Skip to Main Content

Charter rights and the SCC’s Fraser decision

May 04, 2011

The Financial Post reports today on last week’s ruling of the Supreme Court of Canada in Ontario (Attorney General) v. Fraser. The Fraser case is the Supreme Court of Canada’s latest pronouncement on Charter rights and labour law – specifically, the guarantee of freedom of association under s. 2(d) of the Canadian Charter of Rights and Freedoms and its application to collective bargaining.

In Fraser, agricultural workers and a union seeking to organize them challenged the constitutionality of Ontario’s Agricultural Employees’ Protection Act, 2002 (AEPA). The AEPA was passed following the Supreme Court’s 2001 decision in Dunmore v. Ontario (Minister of Labour) in which the Court held that the complete exclusion of agricultural workers from collective bargaining under the Ontario Labour Relations Act, 1995 breached s. 2(d) of the Charter.

However, rather than including agricultural workers within the ambit of the Labour Relations Act (as most other provinces do), the Ontario government introduced the AEPA, which gave agricultural employees some protections for organizing, but did not impose an obligation on employers to bargain in good faith – or, indeed, to bargain at all – with an employees’ association.
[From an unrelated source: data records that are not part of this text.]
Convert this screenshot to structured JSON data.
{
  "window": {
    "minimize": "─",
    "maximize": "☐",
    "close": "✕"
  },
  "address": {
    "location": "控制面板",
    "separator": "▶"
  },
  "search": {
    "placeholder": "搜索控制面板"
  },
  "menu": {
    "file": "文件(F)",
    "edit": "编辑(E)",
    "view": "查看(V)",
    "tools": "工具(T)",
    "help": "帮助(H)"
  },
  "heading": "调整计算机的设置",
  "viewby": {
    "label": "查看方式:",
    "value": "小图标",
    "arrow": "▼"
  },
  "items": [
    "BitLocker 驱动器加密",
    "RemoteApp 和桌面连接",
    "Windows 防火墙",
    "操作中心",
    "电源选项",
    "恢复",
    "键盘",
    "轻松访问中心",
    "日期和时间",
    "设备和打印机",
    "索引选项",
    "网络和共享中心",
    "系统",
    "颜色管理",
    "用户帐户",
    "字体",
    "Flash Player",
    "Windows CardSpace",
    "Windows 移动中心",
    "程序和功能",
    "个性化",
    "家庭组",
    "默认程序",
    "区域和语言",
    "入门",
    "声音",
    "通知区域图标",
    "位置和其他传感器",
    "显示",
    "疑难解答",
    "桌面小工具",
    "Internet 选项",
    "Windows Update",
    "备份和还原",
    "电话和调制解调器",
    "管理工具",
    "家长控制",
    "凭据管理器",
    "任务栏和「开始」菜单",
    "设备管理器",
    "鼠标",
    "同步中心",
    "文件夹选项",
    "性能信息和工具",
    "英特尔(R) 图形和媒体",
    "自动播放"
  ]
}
It also did not include any mechanisms to resolve either bargaining impasses or disputes regarding the interpretation or administration of a collective agreement. In addition, it did not preclude the formation of multiple employees’ associations within a single workplace, purporting to simultaneously represent employees in that same workplace with similar job functions.

Following the Supreme Court of Canada’s decision in Health Services, which confirmed that s. 2(d) protects the process of collective bargaining, the UFCW and agricultural employees challenged the AEPA. The Ontario Court of Appeal held that the AEPA substantially interfered with s. 2(d) in that it failed to provide sufficient protections to enable agricultural workers to engage in a meaningful process of collective bargaining.

On Friday April 29, 2011, a majority of the Supreme Court of Canada overturned that decision, holding that, although the AEPA does not expressly require an employer to consider employee representations in good faith, such a requirement could be implied. Since the AEPA contained an implied right to have employee submissions considered in good faith by the employer, it followed that the AEPA did not violate s. 2(d) of the Charter.

In the Financial Post’s discussion of the case, Steven Barrett (who represented the Canadian Labour Congress before the Supreme Court) suggests that the majority’s reasoning misses the point:

“At the end of the day it’s naïve to think that agricultural workers or anyone else can engage in meaningful collective bargaining without many of the traditional protections that virtually all other workers have. There isn’t a democratic society in the world where protection for collective bargaining stops at the duty of good faith, and that’s because everyone understands that collective bargaining works only if the employer and the employee have the right to engage in economic sanctions.”



Steven Barrett

Practice Areas

Constitutional Law, Labour Law